Whether the pen truly is mightier than the sword is a topic best left to scholarly debate, but there can be little doubt that it is capable of wreaking havoc, as a recent dispute over the estate of a Biggin Hill couple amply demonstrates.
The facts of the case are simple enough – a husband and wife instructed a solicitor to make wills for them in identical terms (known as "mirror" wills), which he did, and the couple returned together to complete the formalities. So far, so good. What then occurred was a basic error which had serious consequences – the wills were mixed up and the husband ended up with the wife’s will to sign, and vice versa.
No one spotted the error and the couple proceeded to sign each other’s wills instead of their own. The wills were then put away. The wife died and everything went to the husband without needing to use her will. It was only on the death of the husband that the error was discovered.

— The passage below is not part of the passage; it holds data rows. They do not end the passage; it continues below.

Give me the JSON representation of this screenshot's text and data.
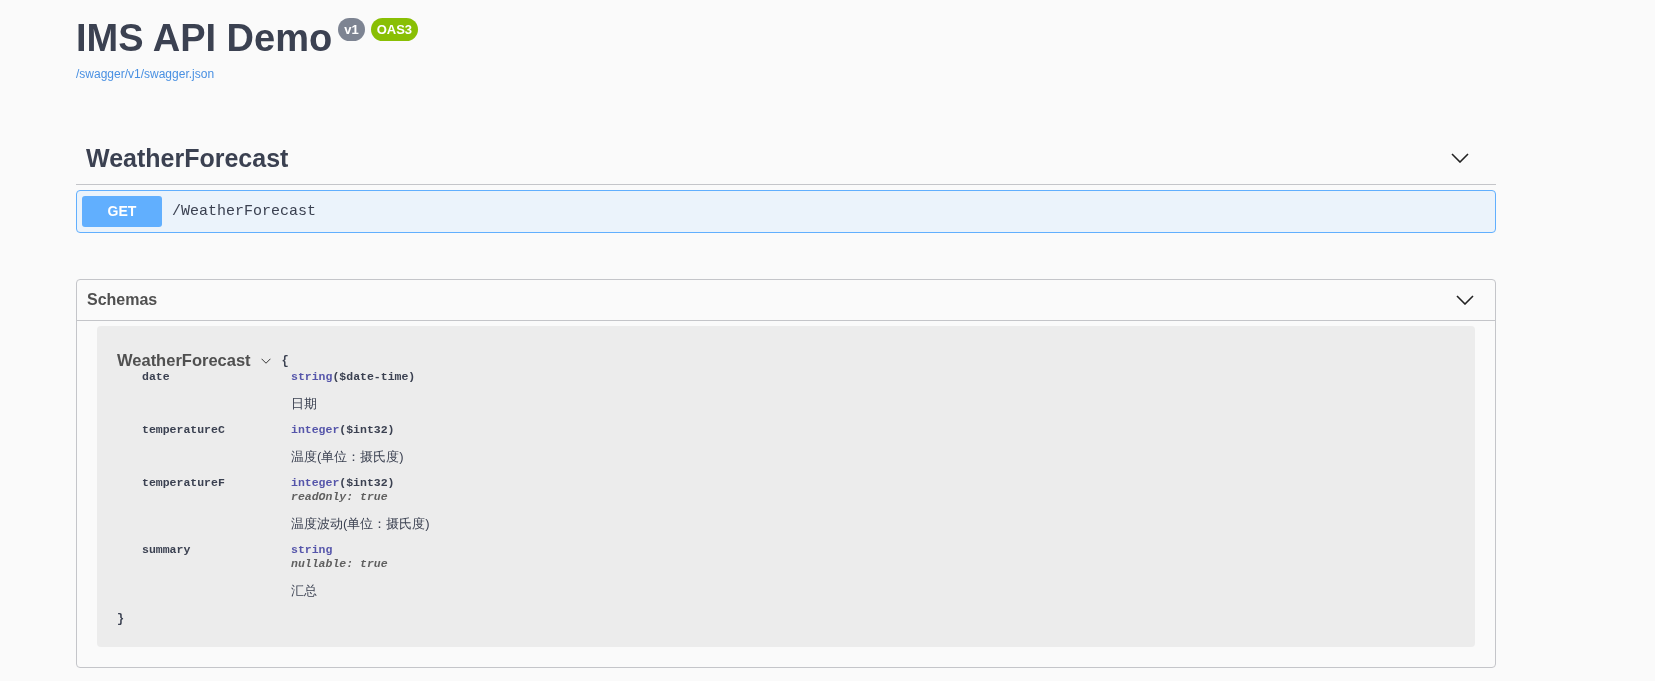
{
  "info": {
    "title": "IMS API Demo",
    "badges": [
      {
        "text": "v1",
        "color": "#7d8492"
      },
      {
        "text": "OAS3",
        "color": "#89bf04"
      }
    ],
    "spec_link": "/swagger/v1/swagger.json"
  },
  "tags": [
    {
      "name": "WeatherForecast",
      "expanded": true,
      "operations": [
        {
          "kind": "get",
          "method": "GET",
          "path": "/WeatherForecast"
        }
      ]
    }
  ],
  "schemas": {
    "title": "Schemas",
    "expanded": true,
    "models": [
      {
        "name": "WeatherForecast",
        "expanded": true,
        "open_brace": "{",
        "close_brace": "}",
        "properties": [
          {
            "name": "date",
            "type": "string",
            "format": "($date-time)",
            "description": "日期"
          },
          {
            "name": "temperatureC",
            "type": "integer",
            "format": "($int32)",
            "description": "温度(单位：摄氏度)"
          },
          {
            "name": "temperatureF",
            "type": "integer",
            "format": "($int32)",
            "flags": [
              "readOnly: true"
            ],
            "description": "温度波动(单位：摄氏度)"
          },
          {
            "name": "summary",
            "type": "string",
            "flags": [
              "nullable: true"
            ],
            "description": "汇总"
          }
        ]
      }
    ]
  }
}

There then followed 7 years of litigation, which was resolved only after a trip to the highest Court in the land, the Supreme Court, taking in the High Court and the Court of Appeal along the way.
The reason why the error was important is that the couple wanted to leave everything to a man whom they treated as their son, but was not a relative at all. They had 2 adult children of their own, from whom they were estranged, and who stood to inherit their estate under the law of intestacy if the husband’s will was held to be ineffective.
The end result was that the will was upheld and the intended beneficiary did inherit the estate as the couple had planned, but this was in no way a foregone conclusion – he had already lost at the original trial of the case and in the Court of Appeal.
7 years of stressful and no doubt very expensive litigation, all down to that mighty pen!
This unfortunate case underlines the crucial importance of always checking important documents carefully before signing. In the case of a will, to do anything less may well be storing up serious problems for the very person you are looking to benefit.